It would mean the Salvation Army and not the Terrace Churches Food Bank would receive cash donations and care packages from Safeway, proceeds from food bank drives, coupons to distribute and surplus shipments of food from large companies through the provincial Food Banks BC umbrella organization.
The request from The Salvation Army arises from concern about the churches food bank summer closure and the amount of hours each month it is open otherwise.
“We believe that the need for food banks is just as great, if not greater, during the summer months when children are not in school,” read a letter from Salvation Army Captains Jim and Deb VanderHeyden which was discussed at last night’s council meeting.
The Terrace Churches Food Bank is open two hours a day for four days in a row each month, closing July, August and September.
The letter also questioned the Terrace Churches Food Bank position that a soup kitchen at the All Nations Centre and the availability of community gardens provide sufficient support during the summer months.
The Salvation Army proposal would have it operate the food bank year round under a community board which would include churches food bank representatives.
Council was also given a letter from John Wiebenga, president of the Terrace Churches Food Bank, to the Salvation Army, where he responds to the concerns.
In that letter, Wiebenga writes that the board, volunteers and past executives agreed that there is not the same demand for the food bank during the summer months and the programs that are in place work for this community.
The churches food bank also offered to support the Salvation Army in expanding its own food bank during the summer by passing along food it does receive from Food Banks BC.
In discussion, councillor James Cordeiro said the issue is something that should be decided by Food Banks BC, not city council.
“I don’t think it’s our place to be the arbiter between two social service agencies,” he said.
“They are the funders, they are the ones managing it, so if they see a deficiency, then they should decide about it.”
Councillor Brian Downie said that the Terrace Churches Food Bank has a long history of service to the community, and it would be good to hear its side.
“We don’t want to be the arbiter, but maybe we can help bring the parties together,” he said.
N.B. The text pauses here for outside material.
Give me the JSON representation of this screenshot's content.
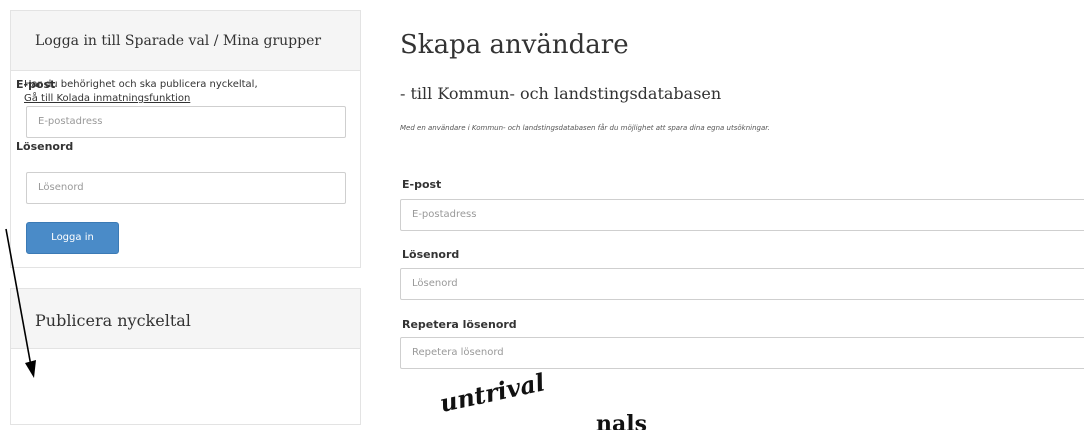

Councillor Sean Bujtas agreed.
Cordeiro said it is fine if council wants to hear the other side, but he added “I’m not sure that council should be the platform for two organizations to hear the disputes between each other.”
Councillor Lynne Christiansen agreed.
“Maybe it isn’t our place to write a letter, but when we’ve heard one side of it, I think we should hear the other side of it,” she said.
Council unanimously agreed to request an appearance by the Terrace Churches Food Bank at a later council meeting.